Earlier this year Timothy B. Tyson authored a book titled, The Blood of Emmett Till. The title is spread over the entire cover and is clearly meant as an emotional appeal to a particular audience. A reader is faced with the name and, if one knows American history, the barbaric heartbreak of Till’s Southern suffering. What is hidden behind the sensational title is Tyson’s interview with a woman who is the cause of Till’s tortured demise, but for some reason that isn’t featured in the title.
Published in 2017, prosecution of the elderly white female liar seems unlikely; nevertheless, Tyson is still able to capitalize on Till’s black, tortured body—demonstrated by his name emblazoned across the full cover of this book with no mention of the lethal liar. The woman’s confession, given 10 years or so ago, is not a prospective reader’s initial greeting. “Emmett Till’s liar” seems a more appropriate title; however, his memory takes a beating as yet another white male profit’s for Till’s sake.
The title and book seem to be another violation against Emmett Till’s memory and an appropriation of a Black body to yield profits for whites. Who is left to protect Till’s memory?
Within the last two weeks, another blatant egregious appropriation/violation of Black intellect occurred with
the annexation of James Baldwin’s, 1963 book of essays, The Fire Next Time. Baldwin’s image and work are currently enjoying a surge in popularity, including Raoul Peck’s documentary, “I’m Not Your Negro.”
The new version of The Fire Next Time’s official publication date is, April 28, 2017, with the added name, Steve Schapiro. Schapiro, a photographer, has put photos in Baldwin’s book– that most readers have understood for 54 years. Perhaps, like Christopher Columbus, he discovered The Fire Next Time and thought his pictures an acceptable way to appropriate Baldwin’s book to make profits.

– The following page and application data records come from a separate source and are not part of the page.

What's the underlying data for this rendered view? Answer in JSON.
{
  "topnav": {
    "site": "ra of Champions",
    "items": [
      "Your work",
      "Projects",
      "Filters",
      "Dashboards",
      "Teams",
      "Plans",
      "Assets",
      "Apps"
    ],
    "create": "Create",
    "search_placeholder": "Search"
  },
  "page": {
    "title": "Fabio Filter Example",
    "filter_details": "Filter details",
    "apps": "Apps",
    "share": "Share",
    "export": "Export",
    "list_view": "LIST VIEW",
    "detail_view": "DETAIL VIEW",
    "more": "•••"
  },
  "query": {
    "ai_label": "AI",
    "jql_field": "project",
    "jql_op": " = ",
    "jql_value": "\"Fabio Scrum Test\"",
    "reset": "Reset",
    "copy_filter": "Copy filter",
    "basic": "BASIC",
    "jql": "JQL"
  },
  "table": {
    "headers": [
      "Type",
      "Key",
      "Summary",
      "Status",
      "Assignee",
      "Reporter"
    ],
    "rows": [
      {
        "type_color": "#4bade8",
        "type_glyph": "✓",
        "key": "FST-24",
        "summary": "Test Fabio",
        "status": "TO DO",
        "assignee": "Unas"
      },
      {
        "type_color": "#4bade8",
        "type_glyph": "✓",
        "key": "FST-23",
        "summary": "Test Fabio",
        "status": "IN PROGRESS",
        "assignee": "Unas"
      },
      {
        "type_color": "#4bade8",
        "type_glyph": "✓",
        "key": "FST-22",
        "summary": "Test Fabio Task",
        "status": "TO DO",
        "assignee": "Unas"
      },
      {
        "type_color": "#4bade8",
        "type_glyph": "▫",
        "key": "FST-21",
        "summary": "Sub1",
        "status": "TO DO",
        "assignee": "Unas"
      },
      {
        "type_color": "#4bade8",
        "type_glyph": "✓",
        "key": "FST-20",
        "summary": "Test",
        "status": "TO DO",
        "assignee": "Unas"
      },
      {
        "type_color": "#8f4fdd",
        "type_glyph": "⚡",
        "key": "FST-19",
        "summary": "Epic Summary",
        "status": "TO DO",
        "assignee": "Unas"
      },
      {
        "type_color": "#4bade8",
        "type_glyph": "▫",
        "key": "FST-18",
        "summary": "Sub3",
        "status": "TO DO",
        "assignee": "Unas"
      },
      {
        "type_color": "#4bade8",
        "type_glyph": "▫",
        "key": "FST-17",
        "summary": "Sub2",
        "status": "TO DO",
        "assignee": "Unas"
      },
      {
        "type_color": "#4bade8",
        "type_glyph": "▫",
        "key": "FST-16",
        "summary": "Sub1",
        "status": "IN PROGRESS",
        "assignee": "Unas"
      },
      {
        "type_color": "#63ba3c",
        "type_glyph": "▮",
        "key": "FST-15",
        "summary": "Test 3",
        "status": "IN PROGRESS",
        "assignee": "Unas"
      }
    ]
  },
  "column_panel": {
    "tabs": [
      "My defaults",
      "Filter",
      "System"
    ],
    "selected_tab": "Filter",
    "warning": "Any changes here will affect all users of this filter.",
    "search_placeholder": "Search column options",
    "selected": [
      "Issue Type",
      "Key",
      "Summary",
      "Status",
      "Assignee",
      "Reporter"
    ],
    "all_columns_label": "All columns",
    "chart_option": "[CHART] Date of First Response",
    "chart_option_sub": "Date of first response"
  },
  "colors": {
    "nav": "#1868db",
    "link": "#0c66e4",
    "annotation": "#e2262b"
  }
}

It’s one thing to share similar thoughts; it’s something else to convert a book.
RV Jones, 2017